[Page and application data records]

****************************************

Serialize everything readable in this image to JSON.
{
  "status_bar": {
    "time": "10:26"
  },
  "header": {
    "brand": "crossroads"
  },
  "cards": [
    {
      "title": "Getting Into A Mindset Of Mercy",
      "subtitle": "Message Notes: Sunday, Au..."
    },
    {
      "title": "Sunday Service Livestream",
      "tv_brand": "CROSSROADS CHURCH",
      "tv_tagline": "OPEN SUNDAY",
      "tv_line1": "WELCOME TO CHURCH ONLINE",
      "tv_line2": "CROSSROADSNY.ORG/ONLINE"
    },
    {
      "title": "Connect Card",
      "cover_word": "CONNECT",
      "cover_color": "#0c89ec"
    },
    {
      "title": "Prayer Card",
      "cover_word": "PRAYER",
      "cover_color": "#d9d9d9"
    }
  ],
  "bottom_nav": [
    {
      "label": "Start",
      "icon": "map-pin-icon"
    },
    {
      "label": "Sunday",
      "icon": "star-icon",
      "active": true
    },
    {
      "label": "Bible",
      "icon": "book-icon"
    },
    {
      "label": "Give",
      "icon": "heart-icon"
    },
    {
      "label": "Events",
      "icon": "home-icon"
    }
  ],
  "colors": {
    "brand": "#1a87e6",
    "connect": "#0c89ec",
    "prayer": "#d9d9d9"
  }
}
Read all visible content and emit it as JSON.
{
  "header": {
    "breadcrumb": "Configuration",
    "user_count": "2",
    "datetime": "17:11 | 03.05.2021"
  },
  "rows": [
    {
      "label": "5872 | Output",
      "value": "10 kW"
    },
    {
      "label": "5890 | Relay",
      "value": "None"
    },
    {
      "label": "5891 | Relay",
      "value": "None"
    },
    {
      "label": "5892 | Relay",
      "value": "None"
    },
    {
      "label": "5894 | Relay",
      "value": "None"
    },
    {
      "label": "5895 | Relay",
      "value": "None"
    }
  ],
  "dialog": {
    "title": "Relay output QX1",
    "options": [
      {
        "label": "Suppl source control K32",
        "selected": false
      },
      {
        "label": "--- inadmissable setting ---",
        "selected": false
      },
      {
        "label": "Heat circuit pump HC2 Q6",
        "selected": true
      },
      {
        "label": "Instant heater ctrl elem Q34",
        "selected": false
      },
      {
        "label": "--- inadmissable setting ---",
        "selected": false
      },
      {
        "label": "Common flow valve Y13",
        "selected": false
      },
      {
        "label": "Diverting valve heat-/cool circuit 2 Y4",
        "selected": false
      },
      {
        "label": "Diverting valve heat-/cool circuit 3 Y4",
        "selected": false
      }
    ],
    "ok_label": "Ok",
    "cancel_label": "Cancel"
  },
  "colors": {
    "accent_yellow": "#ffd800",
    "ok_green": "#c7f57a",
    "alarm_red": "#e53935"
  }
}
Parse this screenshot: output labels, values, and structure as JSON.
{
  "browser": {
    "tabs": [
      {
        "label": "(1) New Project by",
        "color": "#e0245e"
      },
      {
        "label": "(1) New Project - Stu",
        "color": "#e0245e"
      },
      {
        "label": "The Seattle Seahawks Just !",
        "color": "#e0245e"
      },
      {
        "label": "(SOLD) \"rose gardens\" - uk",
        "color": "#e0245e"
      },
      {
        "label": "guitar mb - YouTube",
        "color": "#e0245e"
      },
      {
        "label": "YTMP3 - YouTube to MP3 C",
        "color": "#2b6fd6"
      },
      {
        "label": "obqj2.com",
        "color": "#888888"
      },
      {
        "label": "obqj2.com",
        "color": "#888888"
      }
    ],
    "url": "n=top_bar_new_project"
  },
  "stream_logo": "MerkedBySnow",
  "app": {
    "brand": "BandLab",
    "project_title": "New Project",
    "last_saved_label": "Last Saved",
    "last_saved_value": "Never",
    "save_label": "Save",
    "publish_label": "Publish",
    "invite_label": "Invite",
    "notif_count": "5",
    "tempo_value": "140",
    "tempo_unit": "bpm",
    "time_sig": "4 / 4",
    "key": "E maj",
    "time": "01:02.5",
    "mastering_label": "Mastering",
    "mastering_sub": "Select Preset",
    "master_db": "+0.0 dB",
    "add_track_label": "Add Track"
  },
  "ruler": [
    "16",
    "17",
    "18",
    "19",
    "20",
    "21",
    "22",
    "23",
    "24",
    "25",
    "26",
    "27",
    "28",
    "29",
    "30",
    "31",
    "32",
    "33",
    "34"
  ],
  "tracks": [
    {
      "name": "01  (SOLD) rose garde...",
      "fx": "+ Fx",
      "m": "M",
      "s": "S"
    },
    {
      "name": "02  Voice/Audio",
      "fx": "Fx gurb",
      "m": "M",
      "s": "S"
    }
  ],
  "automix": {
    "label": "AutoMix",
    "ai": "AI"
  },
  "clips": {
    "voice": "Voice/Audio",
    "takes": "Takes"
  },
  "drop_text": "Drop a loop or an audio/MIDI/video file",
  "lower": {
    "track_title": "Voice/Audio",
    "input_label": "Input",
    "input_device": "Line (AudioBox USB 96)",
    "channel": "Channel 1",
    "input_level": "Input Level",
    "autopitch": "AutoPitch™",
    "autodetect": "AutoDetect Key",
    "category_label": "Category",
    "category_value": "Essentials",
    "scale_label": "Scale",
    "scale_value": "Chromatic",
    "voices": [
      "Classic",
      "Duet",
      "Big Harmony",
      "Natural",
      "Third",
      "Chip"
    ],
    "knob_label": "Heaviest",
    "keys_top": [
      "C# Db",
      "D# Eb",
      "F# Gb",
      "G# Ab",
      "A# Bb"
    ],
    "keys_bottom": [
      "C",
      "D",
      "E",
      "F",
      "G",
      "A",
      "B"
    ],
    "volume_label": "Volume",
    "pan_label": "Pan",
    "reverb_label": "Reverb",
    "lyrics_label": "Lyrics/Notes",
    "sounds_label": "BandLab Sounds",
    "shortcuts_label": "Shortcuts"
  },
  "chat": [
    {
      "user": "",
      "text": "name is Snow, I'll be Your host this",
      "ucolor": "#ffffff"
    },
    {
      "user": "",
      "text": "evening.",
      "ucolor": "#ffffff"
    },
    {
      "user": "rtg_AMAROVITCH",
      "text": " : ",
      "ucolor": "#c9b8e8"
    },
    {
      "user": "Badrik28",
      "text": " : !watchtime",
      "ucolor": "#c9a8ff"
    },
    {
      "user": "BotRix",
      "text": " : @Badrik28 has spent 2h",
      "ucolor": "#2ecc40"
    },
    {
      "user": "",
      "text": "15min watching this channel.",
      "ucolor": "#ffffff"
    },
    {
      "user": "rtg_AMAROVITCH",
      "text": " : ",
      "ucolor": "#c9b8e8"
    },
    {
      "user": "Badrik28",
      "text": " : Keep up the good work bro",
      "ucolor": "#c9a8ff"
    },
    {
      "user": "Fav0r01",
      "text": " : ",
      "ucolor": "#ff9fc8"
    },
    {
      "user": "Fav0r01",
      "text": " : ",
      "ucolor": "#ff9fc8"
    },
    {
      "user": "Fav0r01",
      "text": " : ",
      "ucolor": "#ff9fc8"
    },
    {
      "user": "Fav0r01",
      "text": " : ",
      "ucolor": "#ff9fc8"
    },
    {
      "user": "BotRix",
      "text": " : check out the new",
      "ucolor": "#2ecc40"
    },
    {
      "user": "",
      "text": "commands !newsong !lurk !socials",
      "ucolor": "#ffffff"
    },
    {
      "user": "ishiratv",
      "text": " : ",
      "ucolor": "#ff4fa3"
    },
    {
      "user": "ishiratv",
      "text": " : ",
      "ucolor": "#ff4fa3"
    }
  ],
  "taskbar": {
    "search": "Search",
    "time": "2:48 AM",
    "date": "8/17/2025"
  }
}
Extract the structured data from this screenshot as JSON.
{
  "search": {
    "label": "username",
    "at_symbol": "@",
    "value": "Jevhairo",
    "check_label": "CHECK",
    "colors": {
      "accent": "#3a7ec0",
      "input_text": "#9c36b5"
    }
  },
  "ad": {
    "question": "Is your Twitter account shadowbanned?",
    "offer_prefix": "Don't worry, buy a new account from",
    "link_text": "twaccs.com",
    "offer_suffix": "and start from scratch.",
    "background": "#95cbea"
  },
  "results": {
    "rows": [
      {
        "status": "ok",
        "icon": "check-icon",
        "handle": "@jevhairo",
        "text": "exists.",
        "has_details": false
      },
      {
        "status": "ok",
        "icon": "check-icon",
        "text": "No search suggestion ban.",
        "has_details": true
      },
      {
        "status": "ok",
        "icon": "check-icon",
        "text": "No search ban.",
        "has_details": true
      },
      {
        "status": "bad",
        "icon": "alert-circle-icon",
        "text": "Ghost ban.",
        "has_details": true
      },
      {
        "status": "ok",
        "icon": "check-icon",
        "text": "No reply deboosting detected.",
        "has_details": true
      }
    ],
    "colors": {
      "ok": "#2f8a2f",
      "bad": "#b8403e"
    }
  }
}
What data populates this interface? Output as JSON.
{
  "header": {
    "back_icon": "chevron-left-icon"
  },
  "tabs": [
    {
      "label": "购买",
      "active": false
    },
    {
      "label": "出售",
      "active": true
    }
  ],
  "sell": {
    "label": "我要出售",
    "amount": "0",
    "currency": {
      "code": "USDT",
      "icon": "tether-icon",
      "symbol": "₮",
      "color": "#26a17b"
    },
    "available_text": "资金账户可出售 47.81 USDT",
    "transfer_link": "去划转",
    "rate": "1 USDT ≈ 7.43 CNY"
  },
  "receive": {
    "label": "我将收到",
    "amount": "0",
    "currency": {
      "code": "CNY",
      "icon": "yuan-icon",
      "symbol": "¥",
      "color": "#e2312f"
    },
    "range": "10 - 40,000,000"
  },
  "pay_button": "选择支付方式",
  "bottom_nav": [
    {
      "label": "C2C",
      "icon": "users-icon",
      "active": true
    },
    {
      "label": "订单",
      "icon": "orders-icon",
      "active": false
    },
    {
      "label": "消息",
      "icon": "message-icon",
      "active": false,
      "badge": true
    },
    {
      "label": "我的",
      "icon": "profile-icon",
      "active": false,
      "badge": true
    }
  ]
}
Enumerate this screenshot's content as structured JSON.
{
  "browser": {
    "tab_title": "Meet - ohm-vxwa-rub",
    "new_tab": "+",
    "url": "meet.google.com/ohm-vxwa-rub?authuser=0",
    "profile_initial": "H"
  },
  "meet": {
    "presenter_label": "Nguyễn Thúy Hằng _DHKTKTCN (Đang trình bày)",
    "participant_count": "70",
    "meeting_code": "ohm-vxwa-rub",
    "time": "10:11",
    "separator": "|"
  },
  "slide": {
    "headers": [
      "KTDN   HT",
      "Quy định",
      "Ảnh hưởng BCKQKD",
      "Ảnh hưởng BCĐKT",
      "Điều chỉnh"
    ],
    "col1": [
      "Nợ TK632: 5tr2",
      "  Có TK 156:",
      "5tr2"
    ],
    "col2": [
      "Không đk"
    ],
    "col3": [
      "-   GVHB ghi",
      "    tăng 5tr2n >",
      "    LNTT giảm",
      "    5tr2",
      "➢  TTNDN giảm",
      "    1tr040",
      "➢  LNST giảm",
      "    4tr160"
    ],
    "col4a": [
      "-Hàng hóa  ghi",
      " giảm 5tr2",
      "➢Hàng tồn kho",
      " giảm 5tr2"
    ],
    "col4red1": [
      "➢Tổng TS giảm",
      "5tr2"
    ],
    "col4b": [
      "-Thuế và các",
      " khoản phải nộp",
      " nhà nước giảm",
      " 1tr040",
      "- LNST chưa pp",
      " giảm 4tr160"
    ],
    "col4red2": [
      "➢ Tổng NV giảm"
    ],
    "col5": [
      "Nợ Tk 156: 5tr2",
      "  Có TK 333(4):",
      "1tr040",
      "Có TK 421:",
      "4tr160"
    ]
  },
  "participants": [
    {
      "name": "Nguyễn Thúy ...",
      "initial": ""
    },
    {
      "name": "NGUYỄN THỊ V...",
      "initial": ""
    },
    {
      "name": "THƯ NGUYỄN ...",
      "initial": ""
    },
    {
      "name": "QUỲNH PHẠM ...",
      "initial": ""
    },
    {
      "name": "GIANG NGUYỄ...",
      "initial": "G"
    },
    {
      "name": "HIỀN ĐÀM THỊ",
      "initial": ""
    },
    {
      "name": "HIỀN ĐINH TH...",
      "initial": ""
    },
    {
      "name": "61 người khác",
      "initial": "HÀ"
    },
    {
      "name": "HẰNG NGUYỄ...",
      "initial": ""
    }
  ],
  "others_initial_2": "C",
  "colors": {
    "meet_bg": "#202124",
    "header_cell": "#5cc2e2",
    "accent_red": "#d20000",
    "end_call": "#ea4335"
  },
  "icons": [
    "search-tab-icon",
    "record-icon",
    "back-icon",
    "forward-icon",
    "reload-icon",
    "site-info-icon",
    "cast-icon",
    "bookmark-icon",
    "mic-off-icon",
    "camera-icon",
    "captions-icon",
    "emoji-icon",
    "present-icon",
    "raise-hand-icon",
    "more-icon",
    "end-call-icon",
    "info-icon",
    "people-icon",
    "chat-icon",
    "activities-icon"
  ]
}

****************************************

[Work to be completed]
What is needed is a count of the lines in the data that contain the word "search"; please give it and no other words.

[Solution for this problem]
5